You come at the King, you best not miss, in the words of the great Omar Little. A few people, including myself, have had a pop at Fabregas lately, and his performance against Blackburn on Saturday was an imperious two-fingered salute to those unworthy plebs.

In attack, it was a wonderful team performance but Fabregas was at the heart of almost everything. He was directly involved in the first five goals, with four assists as well as a fine left-footed strike, and not on the pitch for Bendtner's sixth.

Arshavin is an exciting addition and could make a huge difference for us, but we should be in no doubt as to who is the pivotal figure in this Arsenal side. There was a show of apparent commitment after his goal, let's hope that bout of badge-kissing was genuine. It would be a real shame to lose this guy at only 22, having never really surrounded him with the team mates he deserves.

Yet again, notes of caution must be sounded. Two soft goals conceded first half. The first- Robinson kicks all the way to our penalty area, one header, loops over Mannone and in. Comical stuff. After Vermaelen, who'd been outjumped for that goal, hit back with another belter from the edge of the box, we were caught out by a simple counterattack, ending with Dunn somewhat luckily finding the net off Gallas. It was disturbing to see Blackburn break into our penalty area with such ease. Throughout the game, Song looked to miss the help that Denilson had provided in earlier games. This must be part of Diaby's remit but to be honest I'm close to giving up on this guy showing any professionalism.

Blacknurn were unlucky on a couple of occasions second half aswell- Dunn should have had a penalty at 3-2, and one of their subs had a shot deflected onto the post at 4-2. But let's focus a bit more on the positives.

After going 2-1 behind, the reaction was swift and decisive. Two vintage slide-rule passes by Fabregas set up first Van Persie and then Arshavin to put Arsenal ahead. Second half, two more goals at vital moments ensured that we wouldn't have a similar debacle to the Spurs game last season. Shortly after Dunn's penalty appeal came Fabregas's screamer. Then after a period of Blackburn pressure a swift break saw Arshavin tee up Fab, and again he picked the perfect pass, a subtle touch for the returning Walcott who slid the ball tidily into the far corner. Bendtner added the icing on the cake with a late strike, cutting in from the left to blast home via a post.

The substitutes were another bonus. When Theo came on he showed how he can offer something different, more direct, stretching the opposition defence. After his goal Arshavin and Fabregas were replaced by Ramsey, who showed a fine range of passing, and Bendtner who scored a great goal. I realise they were coming on with the job done and little pressure but hopefully it goes some way to dispelling the idea that we lack strength in reserve.

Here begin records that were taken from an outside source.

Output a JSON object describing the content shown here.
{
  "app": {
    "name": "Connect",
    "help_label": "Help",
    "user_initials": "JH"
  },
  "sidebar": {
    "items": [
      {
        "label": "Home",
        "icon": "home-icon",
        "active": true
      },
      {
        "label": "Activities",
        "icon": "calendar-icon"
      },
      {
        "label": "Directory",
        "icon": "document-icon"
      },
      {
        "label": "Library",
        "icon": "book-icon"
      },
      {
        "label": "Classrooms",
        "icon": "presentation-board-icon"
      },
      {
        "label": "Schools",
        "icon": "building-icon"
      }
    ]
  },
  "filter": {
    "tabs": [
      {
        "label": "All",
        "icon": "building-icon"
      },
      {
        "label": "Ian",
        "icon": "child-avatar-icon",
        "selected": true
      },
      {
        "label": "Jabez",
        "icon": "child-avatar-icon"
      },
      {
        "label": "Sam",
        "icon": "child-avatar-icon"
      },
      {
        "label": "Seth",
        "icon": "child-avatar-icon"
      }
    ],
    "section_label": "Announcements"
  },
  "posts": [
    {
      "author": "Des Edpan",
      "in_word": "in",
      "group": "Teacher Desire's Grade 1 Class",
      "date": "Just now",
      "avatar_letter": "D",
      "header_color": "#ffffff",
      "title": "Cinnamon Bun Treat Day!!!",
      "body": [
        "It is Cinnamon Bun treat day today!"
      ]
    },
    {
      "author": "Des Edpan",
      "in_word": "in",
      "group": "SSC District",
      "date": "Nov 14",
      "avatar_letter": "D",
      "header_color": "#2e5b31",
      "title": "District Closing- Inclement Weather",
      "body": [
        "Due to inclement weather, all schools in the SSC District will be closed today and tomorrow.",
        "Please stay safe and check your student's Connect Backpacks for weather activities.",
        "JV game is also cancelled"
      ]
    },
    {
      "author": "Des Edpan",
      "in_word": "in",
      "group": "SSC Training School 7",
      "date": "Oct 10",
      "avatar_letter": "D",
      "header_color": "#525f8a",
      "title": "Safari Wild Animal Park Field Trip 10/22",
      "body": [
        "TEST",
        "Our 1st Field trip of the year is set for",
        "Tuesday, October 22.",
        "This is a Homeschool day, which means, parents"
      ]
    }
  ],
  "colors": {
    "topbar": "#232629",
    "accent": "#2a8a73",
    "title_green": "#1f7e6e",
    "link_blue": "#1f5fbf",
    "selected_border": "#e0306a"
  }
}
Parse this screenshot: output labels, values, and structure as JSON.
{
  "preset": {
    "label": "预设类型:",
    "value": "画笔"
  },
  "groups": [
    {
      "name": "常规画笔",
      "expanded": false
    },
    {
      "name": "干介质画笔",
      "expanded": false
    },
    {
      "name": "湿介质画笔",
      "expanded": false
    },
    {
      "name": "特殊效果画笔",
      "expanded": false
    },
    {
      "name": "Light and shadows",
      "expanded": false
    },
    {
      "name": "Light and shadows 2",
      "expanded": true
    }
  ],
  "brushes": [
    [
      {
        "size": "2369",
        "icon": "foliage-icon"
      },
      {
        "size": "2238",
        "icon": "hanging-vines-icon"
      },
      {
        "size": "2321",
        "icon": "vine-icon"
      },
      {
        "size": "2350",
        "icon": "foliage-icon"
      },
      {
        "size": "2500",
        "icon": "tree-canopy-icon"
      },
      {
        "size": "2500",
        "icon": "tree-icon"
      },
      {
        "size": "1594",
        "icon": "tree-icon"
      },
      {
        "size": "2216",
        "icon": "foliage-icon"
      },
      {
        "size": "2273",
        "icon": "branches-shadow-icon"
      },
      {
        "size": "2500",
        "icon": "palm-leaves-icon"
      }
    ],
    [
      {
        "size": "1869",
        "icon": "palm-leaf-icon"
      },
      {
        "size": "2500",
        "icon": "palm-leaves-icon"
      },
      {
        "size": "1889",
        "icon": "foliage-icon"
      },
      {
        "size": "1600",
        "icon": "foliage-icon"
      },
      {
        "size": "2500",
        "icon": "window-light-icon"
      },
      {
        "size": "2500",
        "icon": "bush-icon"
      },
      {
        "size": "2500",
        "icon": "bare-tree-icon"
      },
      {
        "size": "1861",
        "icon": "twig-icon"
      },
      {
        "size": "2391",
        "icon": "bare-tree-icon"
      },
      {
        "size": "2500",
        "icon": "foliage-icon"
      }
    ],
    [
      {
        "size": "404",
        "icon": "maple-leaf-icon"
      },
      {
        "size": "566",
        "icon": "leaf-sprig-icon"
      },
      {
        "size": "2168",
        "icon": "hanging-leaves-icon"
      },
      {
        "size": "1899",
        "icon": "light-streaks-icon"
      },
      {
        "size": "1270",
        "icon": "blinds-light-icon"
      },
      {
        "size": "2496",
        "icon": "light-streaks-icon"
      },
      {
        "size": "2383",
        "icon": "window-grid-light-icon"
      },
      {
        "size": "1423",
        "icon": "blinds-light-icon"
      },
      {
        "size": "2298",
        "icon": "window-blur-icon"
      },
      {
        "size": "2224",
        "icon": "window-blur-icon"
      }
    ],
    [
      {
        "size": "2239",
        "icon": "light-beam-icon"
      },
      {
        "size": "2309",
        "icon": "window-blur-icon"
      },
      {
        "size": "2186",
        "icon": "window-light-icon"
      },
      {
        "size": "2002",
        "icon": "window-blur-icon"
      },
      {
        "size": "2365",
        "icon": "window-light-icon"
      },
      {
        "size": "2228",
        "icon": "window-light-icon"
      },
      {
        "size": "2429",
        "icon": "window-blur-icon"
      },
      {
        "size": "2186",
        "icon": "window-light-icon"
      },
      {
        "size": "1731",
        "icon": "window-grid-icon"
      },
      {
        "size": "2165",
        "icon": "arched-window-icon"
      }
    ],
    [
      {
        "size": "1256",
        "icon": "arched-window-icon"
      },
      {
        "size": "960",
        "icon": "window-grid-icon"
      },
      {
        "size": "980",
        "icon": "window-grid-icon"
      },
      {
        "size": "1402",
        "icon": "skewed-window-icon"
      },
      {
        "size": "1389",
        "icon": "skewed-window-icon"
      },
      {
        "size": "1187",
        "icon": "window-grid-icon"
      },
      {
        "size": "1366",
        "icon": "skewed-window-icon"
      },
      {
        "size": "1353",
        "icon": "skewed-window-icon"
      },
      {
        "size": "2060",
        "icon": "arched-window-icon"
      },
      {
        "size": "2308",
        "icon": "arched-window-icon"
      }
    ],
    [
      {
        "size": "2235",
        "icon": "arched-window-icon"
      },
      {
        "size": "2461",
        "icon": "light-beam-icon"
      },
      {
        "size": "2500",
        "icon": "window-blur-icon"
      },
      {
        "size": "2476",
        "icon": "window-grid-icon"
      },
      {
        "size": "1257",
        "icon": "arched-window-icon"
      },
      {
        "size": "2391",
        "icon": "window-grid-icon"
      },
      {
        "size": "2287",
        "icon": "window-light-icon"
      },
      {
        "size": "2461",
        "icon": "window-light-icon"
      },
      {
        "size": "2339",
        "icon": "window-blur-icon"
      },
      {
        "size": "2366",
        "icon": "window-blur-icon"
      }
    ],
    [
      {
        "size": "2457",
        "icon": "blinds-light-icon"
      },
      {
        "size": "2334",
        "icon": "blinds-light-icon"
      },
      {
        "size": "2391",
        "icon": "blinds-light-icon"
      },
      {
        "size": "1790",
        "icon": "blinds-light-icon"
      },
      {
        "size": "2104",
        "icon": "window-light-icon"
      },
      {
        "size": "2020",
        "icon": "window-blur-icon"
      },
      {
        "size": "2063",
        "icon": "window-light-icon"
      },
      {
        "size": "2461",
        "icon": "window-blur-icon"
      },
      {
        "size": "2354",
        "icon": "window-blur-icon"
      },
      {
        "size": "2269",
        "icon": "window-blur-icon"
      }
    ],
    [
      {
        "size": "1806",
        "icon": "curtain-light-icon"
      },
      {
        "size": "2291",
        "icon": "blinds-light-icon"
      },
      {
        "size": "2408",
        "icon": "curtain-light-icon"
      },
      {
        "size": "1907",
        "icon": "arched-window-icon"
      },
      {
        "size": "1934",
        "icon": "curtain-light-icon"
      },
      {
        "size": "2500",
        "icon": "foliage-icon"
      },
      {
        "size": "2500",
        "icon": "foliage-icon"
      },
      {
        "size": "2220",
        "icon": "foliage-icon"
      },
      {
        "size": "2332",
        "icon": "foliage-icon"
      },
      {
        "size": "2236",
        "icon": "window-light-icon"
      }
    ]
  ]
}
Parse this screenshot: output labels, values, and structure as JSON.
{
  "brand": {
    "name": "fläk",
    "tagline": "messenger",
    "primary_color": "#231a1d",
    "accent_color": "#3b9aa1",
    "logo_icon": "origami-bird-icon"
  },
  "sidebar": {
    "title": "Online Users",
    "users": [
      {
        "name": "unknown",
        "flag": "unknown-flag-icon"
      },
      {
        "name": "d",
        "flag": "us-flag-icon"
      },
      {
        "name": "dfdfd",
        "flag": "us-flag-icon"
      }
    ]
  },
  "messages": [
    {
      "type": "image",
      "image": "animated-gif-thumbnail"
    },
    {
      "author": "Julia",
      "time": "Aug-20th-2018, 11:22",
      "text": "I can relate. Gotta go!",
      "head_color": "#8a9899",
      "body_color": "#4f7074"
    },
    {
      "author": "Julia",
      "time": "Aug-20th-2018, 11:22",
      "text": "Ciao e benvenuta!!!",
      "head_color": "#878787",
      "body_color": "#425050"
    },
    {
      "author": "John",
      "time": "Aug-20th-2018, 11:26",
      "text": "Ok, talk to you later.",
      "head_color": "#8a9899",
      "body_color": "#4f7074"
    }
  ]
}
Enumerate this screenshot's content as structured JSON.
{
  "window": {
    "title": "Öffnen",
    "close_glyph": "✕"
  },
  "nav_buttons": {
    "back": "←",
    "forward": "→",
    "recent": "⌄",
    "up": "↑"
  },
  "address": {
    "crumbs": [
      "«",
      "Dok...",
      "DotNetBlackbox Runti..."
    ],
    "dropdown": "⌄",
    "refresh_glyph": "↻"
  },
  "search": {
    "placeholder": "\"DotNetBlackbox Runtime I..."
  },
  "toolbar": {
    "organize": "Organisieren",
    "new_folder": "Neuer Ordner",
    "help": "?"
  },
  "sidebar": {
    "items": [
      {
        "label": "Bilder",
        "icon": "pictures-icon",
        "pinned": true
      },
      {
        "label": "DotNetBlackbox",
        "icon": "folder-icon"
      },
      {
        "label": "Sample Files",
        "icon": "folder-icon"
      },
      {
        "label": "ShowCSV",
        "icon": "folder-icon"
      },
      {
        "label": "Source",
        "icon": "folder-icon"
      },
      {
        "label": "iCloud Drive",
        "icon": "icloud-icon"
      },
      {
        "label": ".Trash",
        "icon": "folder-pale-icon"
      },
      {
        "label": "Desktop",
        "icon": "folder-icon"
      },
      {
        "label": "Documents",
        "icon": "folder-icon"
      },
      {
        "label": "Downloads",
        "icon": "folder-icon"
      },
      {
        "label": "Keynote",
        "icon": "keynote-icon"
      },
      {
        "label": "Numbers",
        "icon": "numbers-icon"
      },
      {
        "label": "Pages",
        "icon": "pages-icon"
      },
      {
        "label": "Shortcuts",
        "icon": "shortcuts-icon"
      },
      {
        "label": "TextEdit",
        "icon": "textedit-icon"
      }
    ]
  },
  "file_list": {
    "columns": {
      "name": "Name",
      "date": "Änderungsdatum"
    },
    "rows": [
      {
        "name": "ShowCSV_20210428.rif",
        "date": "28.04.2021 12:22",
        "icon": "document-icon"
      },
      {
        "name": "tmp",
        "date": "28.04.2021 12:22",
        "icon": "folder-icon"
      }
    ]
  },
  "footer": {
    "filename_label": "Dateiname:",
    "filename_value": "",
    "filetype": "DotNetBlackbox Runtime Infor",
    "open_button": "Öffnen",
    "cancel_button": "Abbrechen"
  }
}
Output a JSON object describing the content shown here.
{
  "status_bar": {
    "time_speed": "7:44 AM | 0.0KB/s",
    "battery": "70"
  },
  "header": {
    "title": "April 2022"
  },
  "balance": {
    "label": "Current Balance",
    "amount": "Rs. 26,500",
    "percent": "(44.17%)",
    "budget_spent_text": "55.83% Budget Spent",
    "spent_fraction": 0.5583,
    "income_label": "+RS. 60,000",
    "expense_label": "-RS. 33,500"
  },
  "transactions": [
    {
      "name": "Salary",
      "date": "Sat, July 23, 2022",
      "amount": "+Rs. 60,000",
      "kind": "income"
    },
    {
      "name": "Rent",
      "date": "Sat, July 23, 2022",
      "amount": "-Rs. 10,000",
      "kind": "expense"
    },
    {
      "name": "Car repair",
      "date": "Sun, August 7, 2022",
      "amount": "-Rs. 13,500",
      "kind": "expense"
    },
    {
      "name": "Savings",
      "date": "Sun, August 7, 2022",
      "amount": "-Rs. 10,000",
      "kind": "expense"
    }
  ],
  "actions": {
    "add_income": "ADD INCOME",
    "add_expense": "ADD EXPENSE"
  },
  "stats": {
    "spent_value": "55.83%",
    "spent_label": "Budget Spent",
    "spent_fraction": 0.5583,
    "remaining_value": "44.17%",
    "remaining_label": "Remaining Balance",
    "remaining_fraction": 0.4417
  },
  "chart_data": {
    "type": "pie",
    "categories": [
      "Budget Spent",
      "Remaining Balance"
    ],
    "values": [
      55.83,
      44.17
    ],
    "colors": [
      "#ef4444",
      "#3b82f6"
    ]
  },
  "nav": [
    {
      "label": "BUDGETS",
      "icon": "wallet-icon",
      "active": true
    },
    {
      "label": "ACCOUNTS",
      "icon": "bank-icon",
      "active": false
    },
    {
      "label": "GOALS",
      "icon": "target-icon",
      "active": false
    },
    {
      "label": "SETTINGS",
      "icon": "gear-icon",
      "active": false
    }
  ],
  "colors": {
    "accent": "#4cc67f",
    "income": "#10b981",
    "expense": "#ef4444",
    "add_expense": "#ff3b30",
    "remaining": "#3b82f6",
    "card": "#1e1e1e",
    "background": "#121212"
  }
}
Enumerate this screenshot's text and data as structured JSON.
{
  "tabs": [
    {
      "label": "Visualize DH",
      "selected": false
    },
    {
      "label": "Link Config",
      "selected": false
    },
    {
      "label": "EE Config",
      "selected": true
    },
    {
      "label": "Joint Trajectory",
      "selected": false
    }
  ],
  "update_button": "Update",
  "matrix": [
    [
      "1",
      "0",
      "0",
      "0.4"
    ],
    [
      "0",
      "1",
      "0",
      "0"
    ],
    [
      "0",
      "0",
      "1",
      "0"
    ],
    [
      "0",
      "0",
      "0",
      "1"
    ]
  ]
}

I just hope Nasri is back soon because Diaby is still unconvincing.